§ **HOW TO COMPLETE THIS TASK**:
A single number is the answer here: how many lines of the entries contain "retweets"?

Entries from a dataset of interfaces

━━━━━━━━━━━━━━━━

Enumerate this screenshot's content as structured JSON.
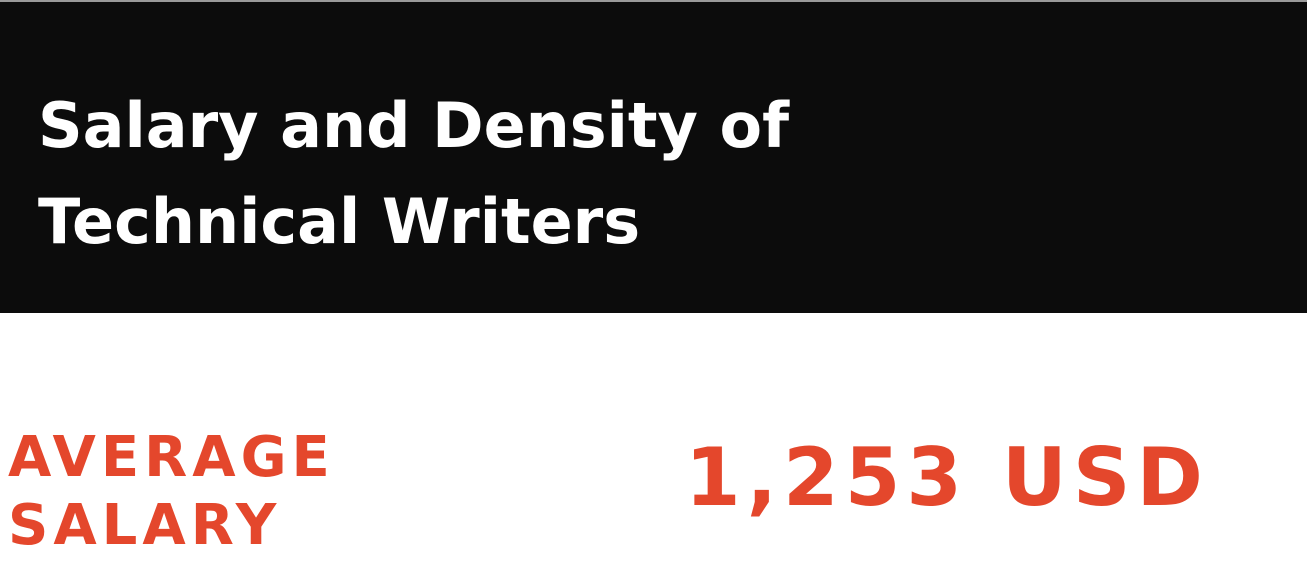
{
  "header": {
    "title_line1": "Salary and Density of",
    "title_line2": "Technical Writers",
    "background_color": "#0c0c0c",
    "text_color": "#ffffff"
  },
  "stat": {
    "label_line1": "AVERAGE",
    "label_line2": "SALARY",
    "value": "1,253 USD",
    "accent_color": "#e4472c"
  }
}
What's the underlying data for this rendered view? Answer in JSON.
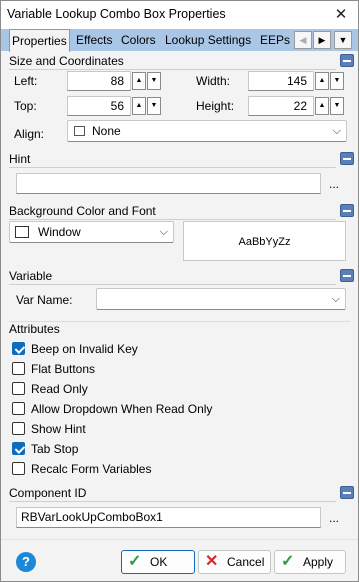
{
  "window": {
    "title": "Variable Lookup Combo Box Properties",
    "close_glyph": "✕"
  },
  "tabs": [
    {
      "label": "Properties",
      "active": true
    },
    {
      "label": "Effects"
    },
    {
      "label": "Colors"
    },
    {
      "label": "Lookup Settings"
    },
    {
      "label": "EEPs"
    }
  ],
  "tab_scroll": {
    "left": "◀",
    "right": "▶",
    "menu": "▼"
  },
  "size": {
    "header": "Size and Coordinates",
    "left_label": "Left:",
    "left_value": "88",
    "top_label": "Top:",
    "top_value": "56",
    "width_label": "Width:",
    "width_value": "145",
    "height_label": "Height:",
    "height_value": "22",
    "align_label": "Align:",
    "align_value": "None",
    "spin_glyph": "▲▼"
  },
  "hint": {
    "header": "Hint",
    "value": "",
    "ellipsis": "..."
  },
  "background": {
    "header": "Background Color and Font",
    "color_value": "Window",
    "font_sample": "AaBbYyZz"
  },
  "variable": {
    "header": "Variable",
    "var_name_label": "Var Name:",
    "var_name_value": ""
  },
  "attributes": {
    "header": "Attributes",
    "items": [
      {
        "label": "Beep on Invalid Key",
        "checked": true
      },
      {
        "label": "Flat Buttons",
        "checked": false
      },
      {
        "label": "Read Only",
        "checked": false
      },
      {
        "label": "Allow Dropdown When Read Only",
        "checked": false
      },
      {
        "label": "Show Hint",
        "checked": false
      },
      {
        "label": "Tab Stop",
        "checked": true
      },
      {
        "label": "Recalc Form Variables",
        "checked": false
      }
    ]
  },
  "component": {
    "header": "Component ID",
    "value": "RBVarLookUpComboBox1",
    "ellipsis": "..."
  },
  "buttons": {
    "ok": "OK",
    "cancel": "Cancel",
    "apply": "Apply",
    "help": "?"
  },
  "colors": {
    "tab_bar": "#a9c6e6",
    "accent": "#0f6cbd",
    "ok_icon": "#2e9c3e",
    "cancel_icon": "#d42a2a",
    "help": "#1e88d8"
  }
}
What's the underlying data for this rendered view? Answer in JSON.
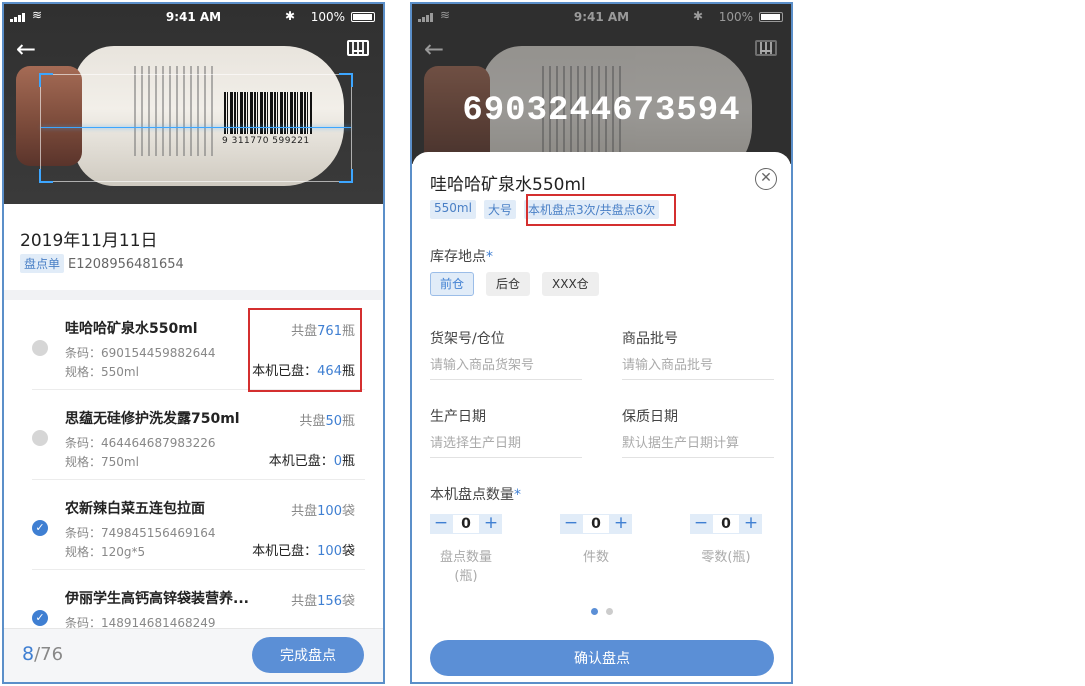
{
  "status": {
    "time": "9:41 AM",
    "battery": "100%"
  },
  "scan_list": {
    "date": "2019年11月11日",
    "doc_tag": "盘点单",
    "doc_no": "E1208956481654",
    "barcode_digits": "9 311770 599221",
    "items": [
      {
        "name": "哇哈哈矿泉水550ml",
        "barcode": "条码：690154459882644",
        "spec": "规格：550ml",
        "total_prefix": "共盘",
        "total_num": "761",
        "unit": "瓶",
        "here_prefix": "本机已盘：",
        "here_num": "464",
        "checked": false
      },
      {
        "name": "思蕴无硅修护洗发露750ml",
        "barcode": "条码：464464687983226",
        "spec": "规格：750ml",
        "total_prefix": "共盘",
        "total_num": "50",
        "unit": "瓶",
        "here_prefix": "本机已盘：",
        "here_num": "0",
        "checked": false
      },
      {
        "name": "农新辣白菜五连包拉面",
        "barcode": "条码：749845156469164",
        "spec": "规格：120g*5",
        "total_prefix": "共盘",
        "total_num": "100",
        "unit": "袋",
        "here_prefix": "本机已盘：",
        "here_num": "100",
        "checked": true
      },
      {
        "name": "伊丽学生高钙高锌袋装营养...",
        "barcode": "条码：148914681468249",
        "spec": "",
        "total_prefix": "共盘",
        "total_num": "156",
        "unit": "袋",
        "here_prefix": "",
        "here_num": "",
        "checked": true
      }
    ],
    "progress_done": "8",
    "progress_total": "/76",
    "finish_label": "完成盘点"
  },
  "detail": {
    "scanned_code": "6903244673594",
    "title": "哇哈哈矿泉水550ml",
    "tags": [
      "550ml",
      "大号",
      "本机盘点3次/共盘点6次"
    ],
    "location_label": "库存地点",
    "required_mark": "*",
    "locations": [
      "前仓",
      "后仓",
      "XXX仓"
    ],
    "selected_location": 0,
    "shelf_label": "货架号/仓位",
    "shelf_placeholder": "请输入商品货架号",
    "batch_label": "商品批号",
    "batch_placeholder": "请输入商品批号",
    "prod_date_label": "生产日期",
    "prod_date_placeholder": "请选择生产日期",
    "expiry_label": "保质日期",
    "expiry_placeholder": "默认据生产日期计算",
    "qty_label": "本机盘点数量",
    "steppers": [
      {
        "value": "0",
        "label": "盘点数量(瓶)"
      },
      {
        "value": "0",
        "label": "件数"
      },
      {
        "value": "0",
        "label": "零数(瓶)"
      }
    ],
    "page_count": 2,
    "confirm_label": "确认盘点"
  },
  "colors": {
    "accent": "#3f7fd2",
    "button": "#5b8fd6",
    "highlight": "#d42f2f",
    "scan_line": "#3da6ff"
  }
}
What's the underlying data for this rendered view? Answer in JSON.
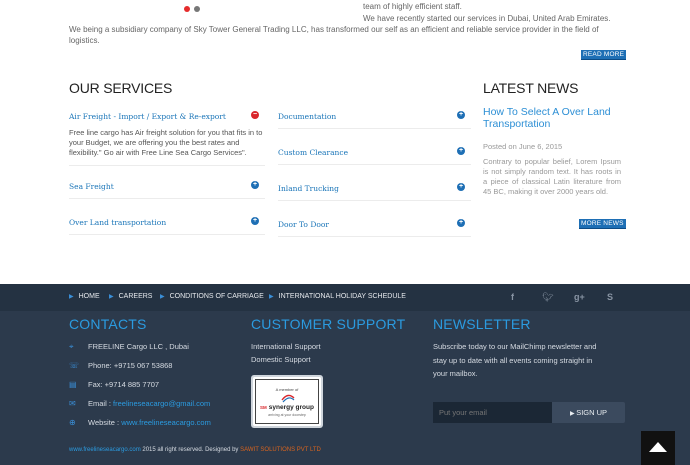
{
  "top": {
    "team_text": "team of highly efficient staff.",
    "about_line1": "We have recently started our services in Dubai, United Arab Emirates.",
    "about_line2": "We being a subsidiary company of Sky Tower General Trading LLC, has transformed our self as an efficient and reliable service provider in the field of logistics.",
    "read_more": "READ MORE"
  },
  "services": {
    "heading": "OUR SERVICES",
    "items": [
      {
        "title": "Air Freight - Import / Export & Re-export",
        "icon": "minus-circle-icon",
        "expanded": true,
        "desc": "Free line cargo has Air freight solution for you that fits in to your Budget, we are offering you the best rates and flexibility.\" Go air with Free Line Sea Cargo Services\"."
      },
      {
        "title": "Documentation",
        "icon": "plus-circle-icon"
      },
      {
        "title": "Custom Clearance",
        "icon": "plus-circle-icon"
      },
      {
        "title": "Sea Freight",
        "icon": "plus-circle-icon"
      },
      {
        "title": "Inland Trucking",
        "icon": "plus-circle-icon"
      },
      {
        "title": "Over Land transportation",
        "icon": "plus-circle-icon"
      },
      {
        "title": "Door To Door",
        "icon": "plus-circle-icon"
      }
    ]
  },
  "news": {
    "heading": "LATEST NEWS",
    "title": "How To Select A Over Land Transportation",
    "date": "Posted on June 6, 2015",
    "text": "Contrary to popular belief, Lorem Ipsum is not simply random text. It has roots in a piece of classical Latin literature from 45 BC, making it over 2000 years old.",
    "more": "MORE NEWS"
  },
  "footer": {
    "nav": [
      "HOME",
      "CAREERS",
      "CONDITIONS OF CARRIAGE",
      "INTERNATIONAL HOLIDAY SCHEDULE"
    ],
    "social_icons": [
      "facebook-icon",
      "twitter-icon",
      "google-plus-icon",
      "skype-icon"
    ],
    "contacts": {
      "heading": "CONTACTS",
      "company": "FREELINE Cargo LLC , Dubai",
      "phone": "Phone: +9715 067 53868",
      "fax": "Fax: +9714 885 7707",
      "email_label": "Email : ",
      "email": "freelineseacargo@gmail.com",
      "website_label": "Website : ",
      "website": "www.freelineseacargo.com"
    },
    "support": {
      "heading": "CUSTOMER SUPPORT",
      "links": [
        "International Support",
        "Domestic Support"
      ],
      "logo_top": "A member of",
      "logo_mark": "SM",
      "logo_name": "synergy group",
      "logo_tag": "arriving at your doorstep"
    },
    "newsletter": {
      "heading": "NEWSLETTER",
      "text": "Subscribe today to our MailChimp newsletter and stay up to date with all events coming straight in your mailbox.",
      "placeholder": "Put your email",
      "button": "SIGN UP"
    },
    "copyright": {
      "site": "www.freelineseacargo.com",
      "text": " 2015 all right reserved. Designed by ",
      "designer": "SAWIT SOLUTIONS PVT LTD"
    }
  },
  "colors": {
    "accent": "#1e6fb5",
    "link": "#2b9be0",
    "footer_bg": "#2c3a4c",
    "minus": "#d9262b"
  }
}
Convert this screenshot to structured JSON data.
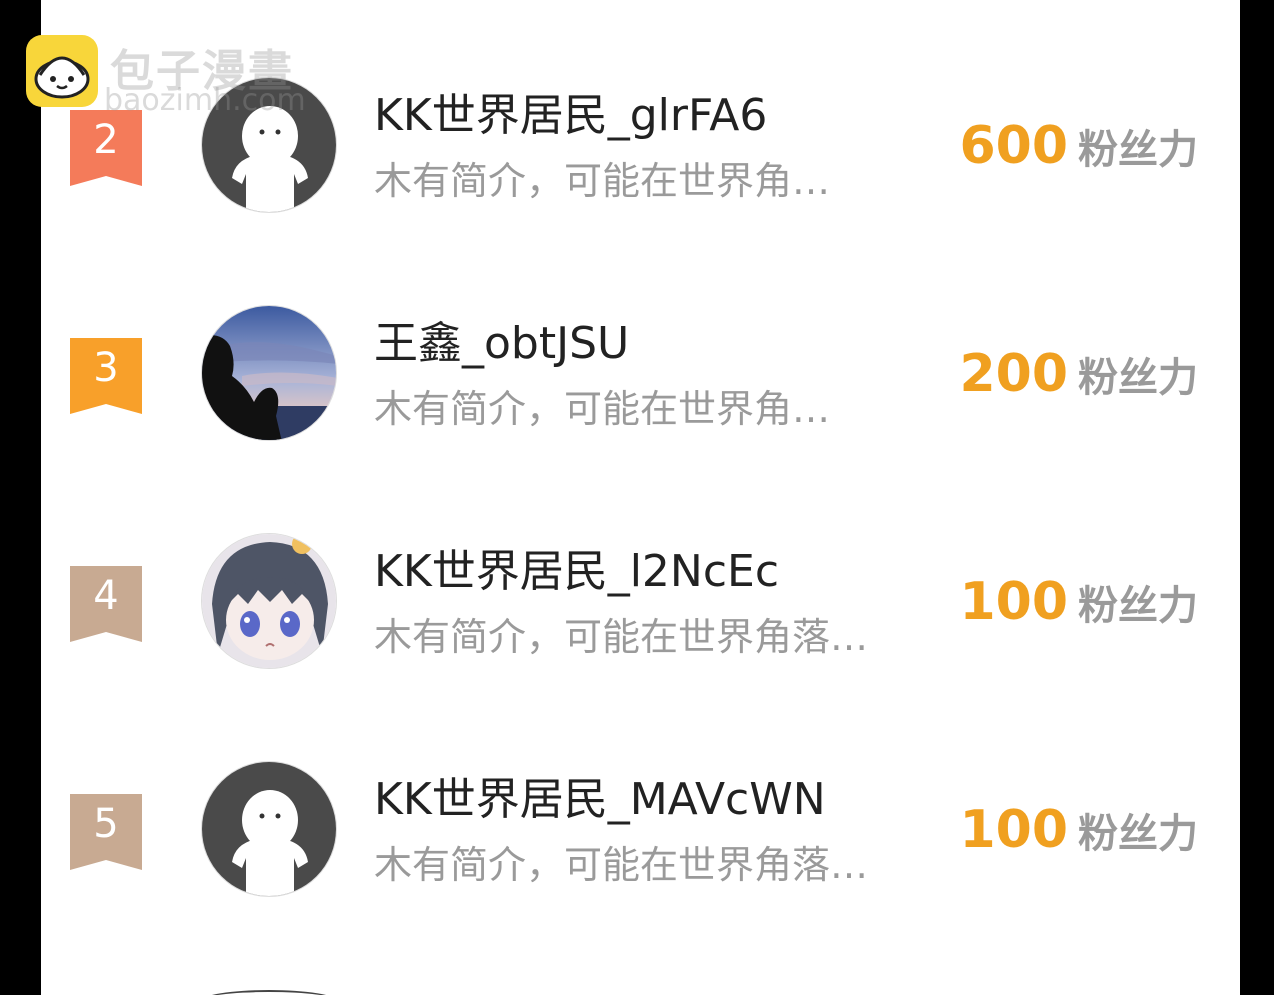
{
  "watermark": {
    "site_name": "包子漫畫",
    "site_url": "baozimh.com"
  },
  "colors": {
    "rank_2": "#f47b5a",
    "rank_3": "#f8a02a",
    "rank_other": "#c8aa92",
    "score": "#f0a020"
  },
  "rows": [
    {
      "rank": "2",
      "name": "KK世界居民_glrFA6",
      "bio": "木有简介，可能在世界角…",
      "score": "600",
      "unit": "粉丝力",
      "avatar_icon": "default-user-icon"
    },
    {
      "rank": "3",
      "name": "王鑫_obtJSU",
      "bio": "木有简介，可能在世界角…",
      "score": "200",
      "unit": "粉丝力",
      "avatar_icon": "photo-avatar"
    },
    {
      "rank": "4",
      "name": "KK世界居民_l2NcEc",
      "bio": "木有简介，可能在世界角落…",
      "score": "100",
      "unit": "粉丝力",
      "avatar_icon": "anime-avatar"
    },
    {
      "rank": "5",
      "name": "KK世界居民_MAVcWN",
      "bio": "木有简介，可能在世界角落…",
      "score": "100",
      "unit": "粉丝力",
      "avatar_icon": "default-user-icon"
    }
  ]
}
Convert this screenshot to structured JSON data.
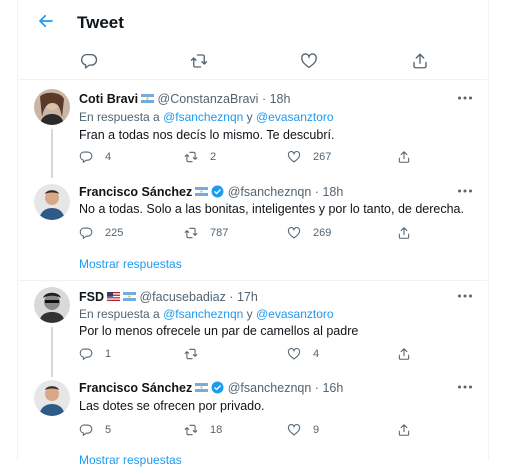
{
  "header": {
    "title": "Tweet"
  },
  "top_actions": [
    "reply-icon",
    "retweet-icon",
    "like-icon",
    "share-icon"
  ],
  "tweets": [
    {
      "name": "Coti Bravi",
      "flags": [
        "argentina-flag"
      ],
      "handle": "@ConstanzaBravi",
      "dot": "·",
      "time": "18h",
      "reply_prefix": "En respuesta a",
      "mention1": "@fsancheznqn",
      "reply_and": "y",
      "mention2": "@evasanztoro",
      "text": "Fran a todas nos decís lo mismo. Te descubrí.",
      "replies": "4",
      "retweets": "2",
      "likes": "267"
    },
    {
      "name": "Francisco Sánchez",
      "verified": true,
      "flags": [
        "argentina-flag"
      ],
      "handle": "@fsancheznqn",
      "dot": "·",
      "time": "18h",
      "text": "No a todas. Solo a las bonitas, inteligentes y por lo tanto, de derecha.",
      "replies": "225",
      "retweets": "787",
      "likes": "269",
      "show_replies": "Mostrar respuestas"
    },
    {
      "name": "FSD",
      "flags": [
        "usa-flag",
        "argentina-flag"
      ],
      "handle": "@facusebadiaz",
      "dot": "·",
      "time": "17h",
      "reply_prefix": "En respuesta a",
      "mention1": "@fsancheznqn",
      "reply_and": "y",
      "mention2": "@evasanztoro",
      "text": "Por lo menos ofrecele un par de camellos al padre",
      "replies": "1",
      "retweets": "",
      "likes": "4"
    },
    {
      "name": "Francisco Sánchez",
      "verified": true,
      "flags": [
        "argentina-flag"
      ],
      "handle": "@fsancheznqn",
      "dot": "·",
      "time": "16h",
      "text": "Las dotes se ofrecen por privado.",
      "replies": "5",
      "retweets": "18",
      "likes": "9",
      "show_replies": "Mostrar respuestas"
    }
  ],
  "colors": {
    "accent": "#1d9bf0",
    "text": "#0f1419",
    "muted": "#536471",
    "border": "#eff3f4"
  }
}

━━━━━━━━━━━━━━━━

§ **ANSWER BELOW**:
4